Fedweek

Washington DC - Furloughed as well as unpaid working federal employees, union members, contractors and supporters protesting at an AFL-CIO organized rally on Jan. 10 2019.

Sponsors of a bill that has passed the House, and that now moves to the Senate, to pay a retroactive 2019 raise of 2.6 percent say the boost would be something of a make-up gesture to federal employees in the wake of the partial shutdown and other recent difficulties.

House Majority Leader Steny Hoyer of Maryland called the shutdown “the latest in the long list of attacks on our hardworking federal civilian workforce. The Federal Civilian Workforce Pay Raise Fairness Act is an important step in treating federal employees with the respect they deserve and compensating them for the financial stress” of the shutdown, he said.

Sponsor Rep. Gerald Connolly, D-Va., similarly said that passage of the raise would “reaffirm our conviction that public servants – civilian and military alike – deserve better than the shutdowns, furloughs, and pay freezes.”

Just as the House prepared to vote, companion legislation was offered in the Senate by Maryland Democrats Chris Van Hollen, who said the higher figure is justified “in light of the added costs imposed on federal workers by the shutdown,” and Ben Cardin, who said it “would be a helpful measure in restoring faith in a system that left them in financial limbo for a record 35 days.”

Boosting the amount from the 1.9 percent that has been under consideration for months as an alternative to President Trump’s favored pay freeze—which took effect by default when Congress did not legislate a figure by the end of 2018 but still can be overturned—also in effect would reinstate the practice of “pay parity” with military personnel, who received a 2.6 percent increase as of the start of this year under a defense budget bill. Pay parity had been a common practice for many years, although it has largely been abandoned in more recent years.

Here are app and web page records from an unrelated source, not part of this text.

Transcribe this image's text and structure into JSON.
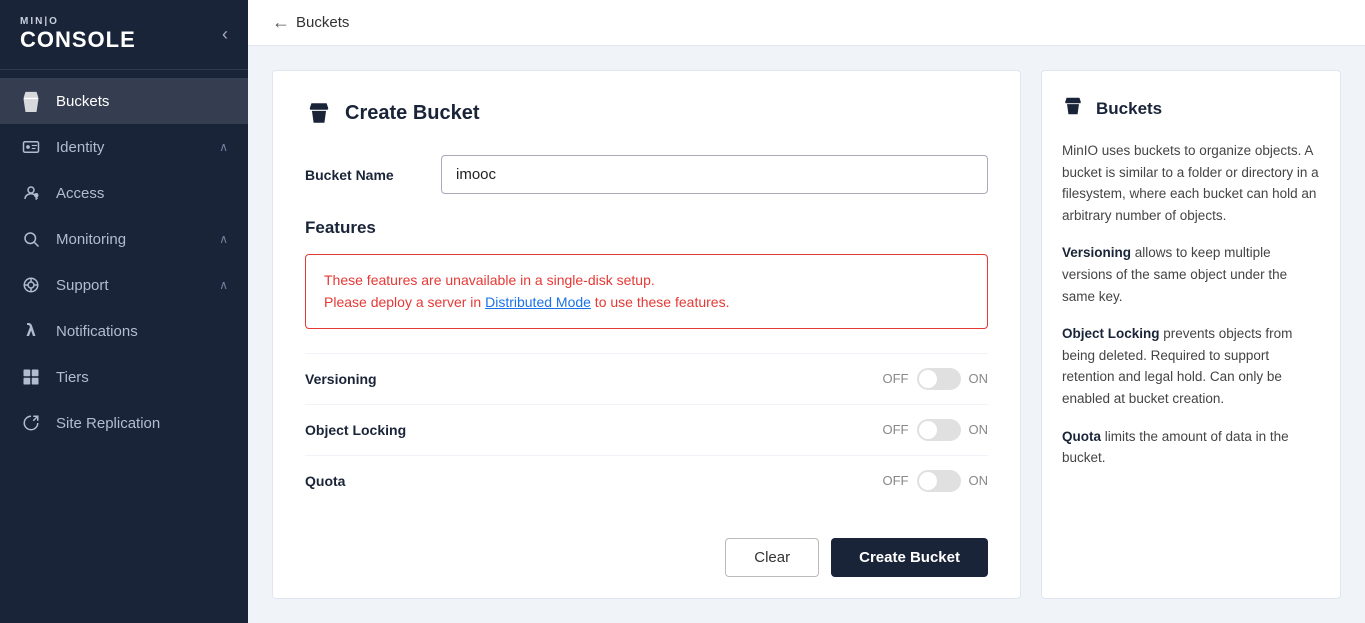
{
  "sidebar": {
    "logo_mini": "MIN|O",
    "logo_console": "CONSOLE",
    "toggle_icon": "‹",
    "items": [
      {
        "id": "buckets",
        "label": "Buckets",
        "icon": "🪣",
        "active": true,
        "has_arrow": false
      },
      {
        "id": "identity",
        "label": "Identity",
        "icon": "🪪",
        "active": false,
        "has_arrow": true
      },
      {
        "id": "access",
        "label": "Access",
        "icon": "🔒",
        "active": false,
        "has_arrow": false
      },
      {
        "id": "monitoring",
        "label": "Monitoring",
        "icon": "🔍",
        "active": false,
        "has_arrow": true
      },
      {
        "id": "support",
        "label": "Support",
        "icon": "⚙",
        "active": false,
        "has_arrow": true
      },
      {
        "id": "notifications",
        "label": "Notifications",
        "icon": "λ",
        "active": false,
        "has_arrow": false
      },
      {
        "id": "tiers",
        "label": "Tiers",
        "icon": "⊞",
        "active": false,
        "has_arrow": false
      },
      {
        "id": "site-replication",
        "label": "Site Replication",
        "icon": "↻",
        "active": false,
        "has_arrow": false
      }
    ]
  },
  "topbar": {
    "back_arrow": "←",
    "back_label": "Buckets"
  },
  "form": {
    "card_title": "Create Bucket",
    "bucket_name_label": "Bucket Name",
    "bucket_name_value": "imooc",
    "features_title": "Features",
    "warning_line1": "These features are unavailable in a single-disk setup.",
    "warning_line2": "Please deploy a server in ",
    "warning_link": "Distributed Mode",
    "warning_line3": " to use these features.",
    "features": [
      {
        "name": "Versioning",
        "off_label": "OFF",
        "on_label": "ON"
      },
      {
        "name": "Object Locking",
        "off_label": "OFF",
        "on_label": "ON"
      },
      {
        "name": "Quota",
        "off_label": "OFF",
        "on_label": "ON"
      }
    ],
    "clear_btn": "Clear",
    "create_btn": "Create Bucket"
  },
  "info": {
    "title": "Buckets",
    "paragraphs": [
      "MinIO uses buckets to organize objects. A bucket is similar to a folder or directory in a filesystem, where each bucket can hold an arbitrary number of objects.",
      "Versioning allows to keep multiple versions of the same object under the same key.",
      "Object Locking prevents objects from being deleted. Required to support retention and legal hold. Can only be enabled at bucket creation.",
      "Quota limits the amount of data in the bucket."
    ],
    "bold_words": [
      "Versioning",
      "Object Locking",
      "Quota"
    ]
  }
}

Although the 2.6 percent figure is being considered as a stand-alone bill, a raise most likely would be enacted as part of the final general government spending bill covering the remainder of this fiscal year. Such a bill probably won’t reach voting until some longer-term agreement on the budget is reached. The House vote would put that chamber on record as favoring that amount in that bill.